Genres: Historical Romance
Published by Small Publisher
Released on January 1, 2017
Things seemed pretty peachy at the end of first book, Darcy’s Hope: Beauty For Ashes, but the reader can see the ominous clouds in a distance and they aren’t just caused by the Great War. Wickham is still set on bringing down Darcy, Elizabeth is still suspected of being an enemy spy, and Darcy is going back to the front lines. This was one engaging, heart-felt story from cover to cover.
As noted earlier, this is book two. I think the reader could get by with reading this one out of order, but would miss all that went into the hard-fought romance between Darcy and Lizzy as well as all the twists and turns of the ongoing suspicion of espionage.
At Donwell Abbey opens on the heels of the close for Beauty For Ashes. Darcy is headed back to his ongoing investigation into traitorous activity while Lizzy is safely headed to Darcy’s home, Pemberley. Darcy track down clues meanwhile Elizabeth receives a letter from Caroline Bingley followed by seeing a newspaper story both pointing to her as being a spy.
Elizabeth goes into hiding to prevent the scandalous lies about her from touching Darcy and her sister, Jane’s reputation while at the same time Darcy gains the facts that will prove who the real culprits are. Darcy learns of a death on his estate and that Elizabeth is missing. Unfortunately, Darcy can do nothing to track her down because he’s been ordered back to the frontlines.
Lizzy hides under an assumed name and now works for a doctor specializing in head injuries and blindness. She takes his dictation as he works on a manual to help train other doctors and meanwhile, he ends up the lead doctor at a new military hospital associated with Darcy’s cousins, the Knightleys on their estate, Donwell Abbey. It makes her nervous to be so close to a place where someone might recognize her. Then a new patient arrives and her newly acquired knowledge and other skills make her the only one qualified to nurse him.
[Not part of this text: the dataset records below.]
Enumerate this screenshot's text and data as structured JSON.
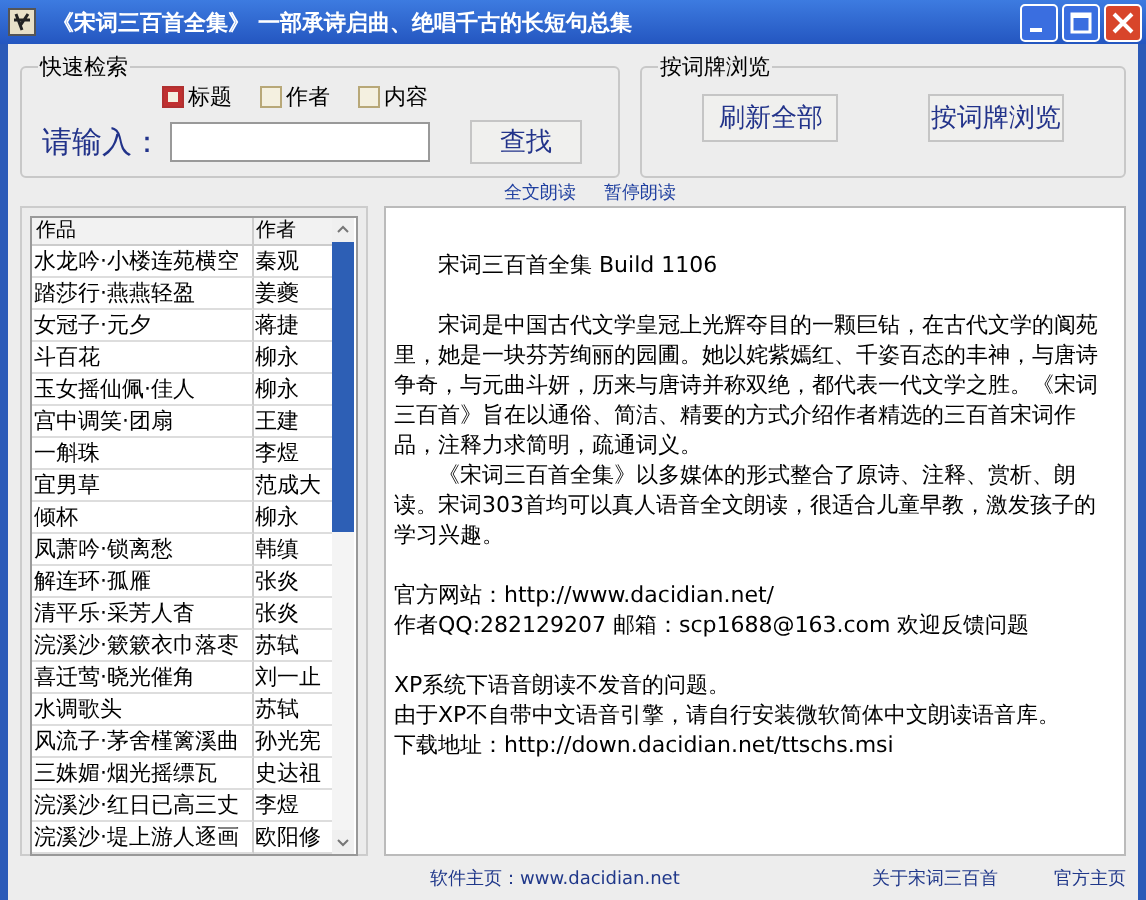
{
  "window": {
    "title": "《宋词三百首全集》  一部承诗启曲、绝唱千古的长短句总集"
  },
  "search": {
    "legend": "快速检索",
    "options": [
      {
        "label": "标题",
        "checked": true
      },
      {
        "label": "作者",
        "checked": false
      },
      {
        "label": "内容",
        "checked": false
      }
    ],
    "input_label": "请输入：",
    "button": "查找"
  },
  "browse": {
    "legend": "按词牌浏览",
    "buttons": [
      "刷新全部",
      "按词牌浏览"
    ]
  },
  "read_links": [
    "全文朗读",
    "暂停朗读"
  ],
  "list": {
    "columns": [
      "作品",
      "作者"
    ],
    "rows": [
      {
        "title": "水龙吟·小楼连苑横空",
        "author": "秦观"
      },
      {
        "title": "踏莎行·燕燕轻盈",
        "author": "姜夔"
      },
      {
        "title": "女冠子·元夕",
        "author": "蒋捷"
      },
      {
        "title": "斗百花",
        "author": "柳永"
      },
      {
        "title": "玉女摇仙佩·佳人",
        "author": "柳永"
      },
      {
        "title": "宫中调笑·团扇",
        "author": "王建"
      },
      {
        "title": "一斛珠",
        "author": "李煜"
      },
      {
        "title": "宜男草",
        "author": "范成大"
      },
      {
        "title": "倾杯",
        "author": "柳永"
      },
      {
        "title": "凤萧吟·锁离愁",
        "author": "韩缜"
      },
      {
        "title": "解连环·孤雁",
        "author": "张炎"
      },
      {
        "title": "清平乐·采芳人杳",
        "author": "张炎"
      },
      {
        "title": "浣溪沙·簌簌衣巾落枣",
        "author": "苏轼"
      },
      {
        "title": "喜迁莺·晓光催角",
        "author": "刘一止"
      },
      {
        "title": "水调歌头",
        "author": "苏轼"
      },
      {
        "title": "风流子·茅舍槿篱溪曲",
        "author": "孙光宪"
      },
      {
        "title": "三姝媚·烟光摇缥瓦",
        "author": "史达祖"
      },
      {
        "title": "浣溪沙·红日已高三丈",
        "author": "李煜"
      },
      {
        "title": "浣溪沙·堤上游人逐画",
        "author": "欧阳修"
      }
    ]
  },
  "text_sections": [
    {
      "paragraphs": [
        {
          "text": "宋词三百首全集 Build 1106",
          "indented": true
        }
      ]
    },
    {
      "paragraphs": [
        {
          "text": "宋词是中国古代文学皇冠上光辉夺目的一颗巨钻，在古代文学的阆苑里，她是一块芬芳绚丽的园圃。她以姹紫嫣红、千姿百态的丰神，与唐诗争奇，与元曲斗妍，历来与唐诗并称双绝，都代表一代文学之胜。《宋词三百首》旨在以通俗、简洁、精要的方式介绍作者精选的三百首宋词作品，注释力求简明，疏通词义。",
          "indented": true
        },
        {
          "text": "《宋词三百首全集》以多媒体的形式整合了原诗、注释、赏析、朗读。宋词303首均可以真人语音全文朗读，很适合儿童早教，激发孩子的学习兴趣。",
          "indented": true
        }
      ]
    },
    {
      "paragraphs": [
        {
          "text": "官方网站：http://www.dacidian.net/",
          "indented": false
        },
        {
          "text": "作者QQ:282129207 邮箱：scp1688@163.com  欢迎反馈问题",
          "indented": false
        }
      ]
    },
    {
      "paragraphs": [
        {
          "text": "XP系统下语音朗读不发音的问题。",
          "indented": false
        },
        {
          "text": "由于XP不自带中文语音引擎，请自行安装微软简体中文朗读语音库。",
          "indented": false
        },
        {
          "text": "下载地址：http://down.dacidian.net/ttschs.msi",
          "indented": false
        }
      ]
    }
  ],
  "footer": {
    "home": "软件主页：www.dacidian.net",
    "about": "关于宋词三百首",
    "official": "官方主页"
  }
}
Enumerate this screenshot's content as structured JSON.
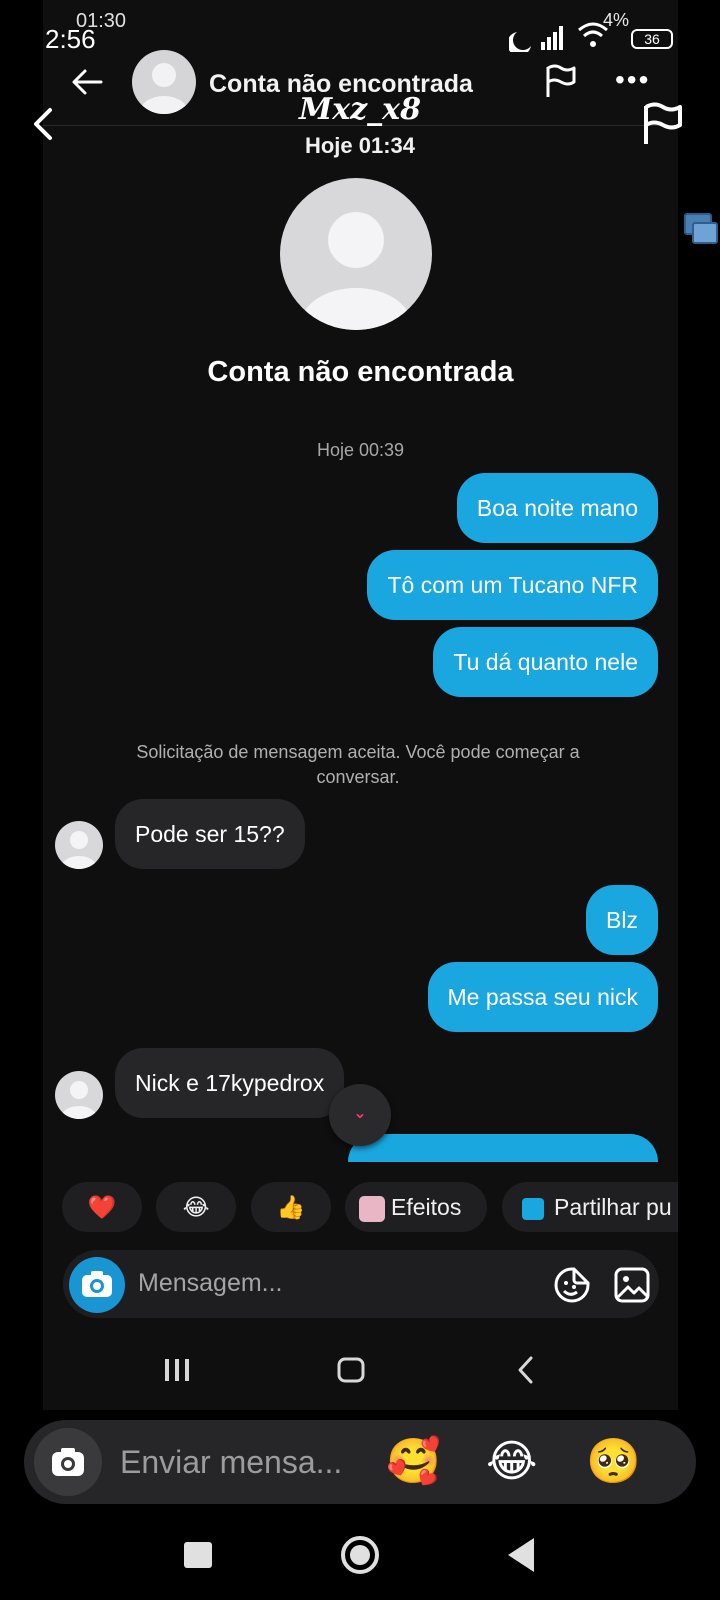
{
  "outer": {
    "username": "Mxz_x8",
    "time": "Hoje 01:34",
    "composer_placeholder": "Enviar mensa...",
    "emojis": [
      "🥰",
      "😂",
      "🥺"
    ]
  },
  "status": {
    "big_time": "2:56",
    "small_time": "01:30",
    "battery_pct": "4%",
    "battery_level": "36"
  },
  "header": {
    "title": "Conta não encontrada"
  },
  "profile": {
    "name": "Conta não encontrada"
  },
  "conversation": {
    "date_label": "Hoje 00:39",
    "system_message": "Solicitação de mensagem aceita. Você pode começar a conversar.",
    "messages": [
      {
        "dir": "out",
        "text": "Boa noite mano"
      },
      {
        "dir": "out",
        "text": "Tô com um Tucano NFR"
      },
      {
        "dir": "out",
        "text": "Tu dá quanto nele"
      },
      {
        "dir": "in",
        "text": "Pode ser 15??"
      },
      {
        "dir": "out",
        "text": "Blz"
      },
      {
        "dir": "out",
        "text": "Me passa seu nick"
      },
      {
        "dir": "in",
        "text": "Nick e 17kypedrox"
      }
    ]
  },
  "quick_reactions": {
    "heart": "❤️",
    "laugh": "😂",
    "thumbs": "👍",
    "effects_label": "Efeitos",
    "share_label": "Partilhar pu"
  },
  "composer": {
    "placeholder": "Mensagem..."
  },
  "colors": {
    "outgoing_bubble": "#1aa6de",
    "incoming_bubble": "#262628",
    "background": "#0f0f10",
    "camera_button": "#1a95d4"
  }
}
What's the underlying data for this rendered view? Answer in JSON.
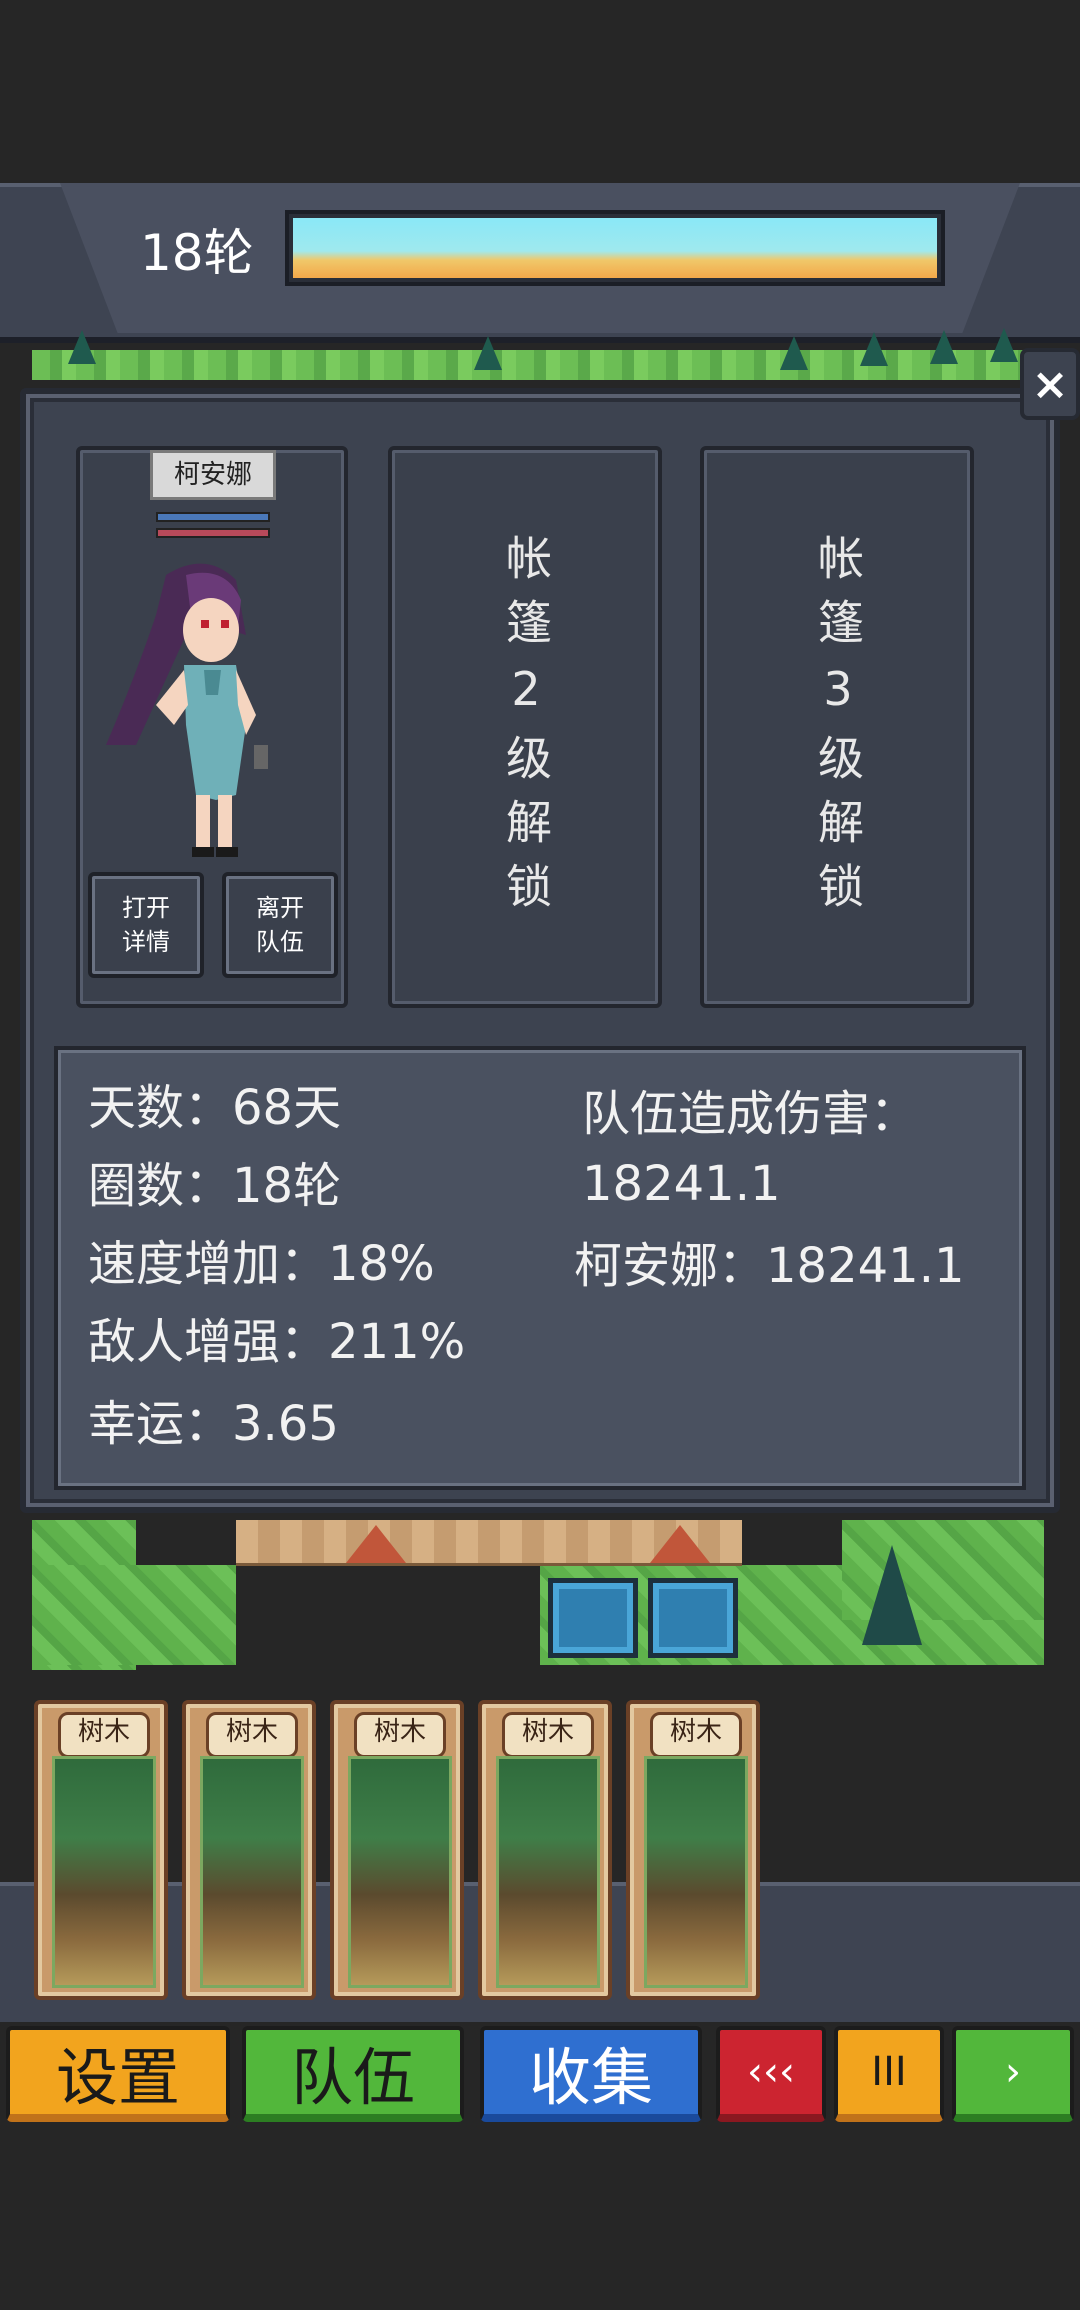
{
  "hud": {
    "round_label": "18轮"
  },
  "character_panel": {
    "close_label": "×",
    "character_name": "柯安娜",
    "open_details": "打开\n详情",
    "leave_team": "离开\n队伍",
    "slot2_text": "帐篷2级解锁",
    "slot3_text": "帐篷3级解锁"
  },
  "stats": {
    "days": "天数：68天",
    "rounds": "圈数：18轮",
    "speed": "速度增加：18%",
    "enemy": "敌人增强：211%",
    "luck": "幸运：3.65",
    "damage_title": "队伍造成伤害：",
    "damage_total": "18241.1",
    "member_damage": "柯安娜：18241.1"
  },
  "cards": [
    {
      "label": "树木"
    },
    {
      "label": "树木"
    },
    {
      "label": "树木"
    },
    {
      "label": "树木"
    },
    {
      "label": "树木"
    }
  ],
  "bottom_bar": {
    "settings": "设置",
    "team": "队伍",
    "collect": "收集",
    "rewind": "‹‹‹",
    "pause": "III",
    "next": "›"
  },
  "colors": {
    "panel": "#3d4350",
    "settings": "#f2a41e",
    "team": "#52b73b",
    "collect": "#2f6fd0",
    "rewind": "#cc2430"
  }
}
Dare she trust him with the truth?
As before with the first book, I enjoyed immersing myself in the Great War world this author carefully painted as backdrop for the ongoing story. Meticulous details lent the authenticity that allowed me to notice the historical setting in balance with the plot and characters. The pacing was gentle and I appreciated following both Darcy and Elizabeth’s narration.
There are some new characters introduced particularly the colorful Knighley family members at Donwell Abbey. Darcy’s aunt is a pistol with her old-fashioned upper crust ways and dogged determination to marry her granddaughter and Darcy. Dr. Scott was another that was fun to meet. Cameos from Colonel Brandon, Marianne Dashwood, Margaret Hale, and John Thornton rounded things out. I would love to pursue some of these other stories that were bubbling in the background.
The medical knowledge was fascinating with how the doctors and nurses were treating injuries due to the war that were forcing them to think outside the box and seek for advances in the fields of medicine. This book focused on work with blind and men with minds made fragile by war. It was also interesting how private estates were being turned into hospitals to accommodate the influx of wounded. Families gave buildings, but also volunteered themselves. Everyone helped with the war efforts.
Normally, I’m iffy on stories that rely on misunderstandings to drive the conflict, but in this case, it worked brilliantly. Darcy can’t make sure the widespread rumors and errors about Lizzy are retracted because it’s all still top secret. And Elizabeth acts on what she knows- the letter and newspaper are clear sources that any sensible person would heed. Unfounded accusations are happening all over and innocent actions could be misconstrued easily. This separation right when they both found happiness and love was sad, but then what came after for them both was heartwrenching. There is always hope though and the adversity gave them a chance to see yet more reasons why they loved each other.
So, all in all, this second half of their hard-fought for romance was a strong story of healing, inner strength, and deepening love told alongside a swirl of suspense. I would recommend it for those who enjoy sweet historical romance against a war setting and definitely those who want a few nods to historical drama fan favs like Downton Abbey, North & South, and Pride & Prejudice. I hope other stories are forthcoming in the Great War world the other created.
Romance Roundabout #42 HR
Literary Pickers #41 war zone
New Release #21
Austenesque Lovers #8
Latest posts by Sophia Rose (see all)
- Sweet Young Delight Review: The Garden of God by Henry De Vere Stacpoole - September 12, 2021
- Young Sweet Delight Review: The Blue Lagoon by Henry De Vere Stacpoole - September 5, 2021
- Review: Uncharted by Tracey Garvis Graves - September 3, 2021
- Review: Tangle of Need by Nalini Singh - September 2, 2021
- Review: Play of Passion by Nalini Singh - August 30, 2021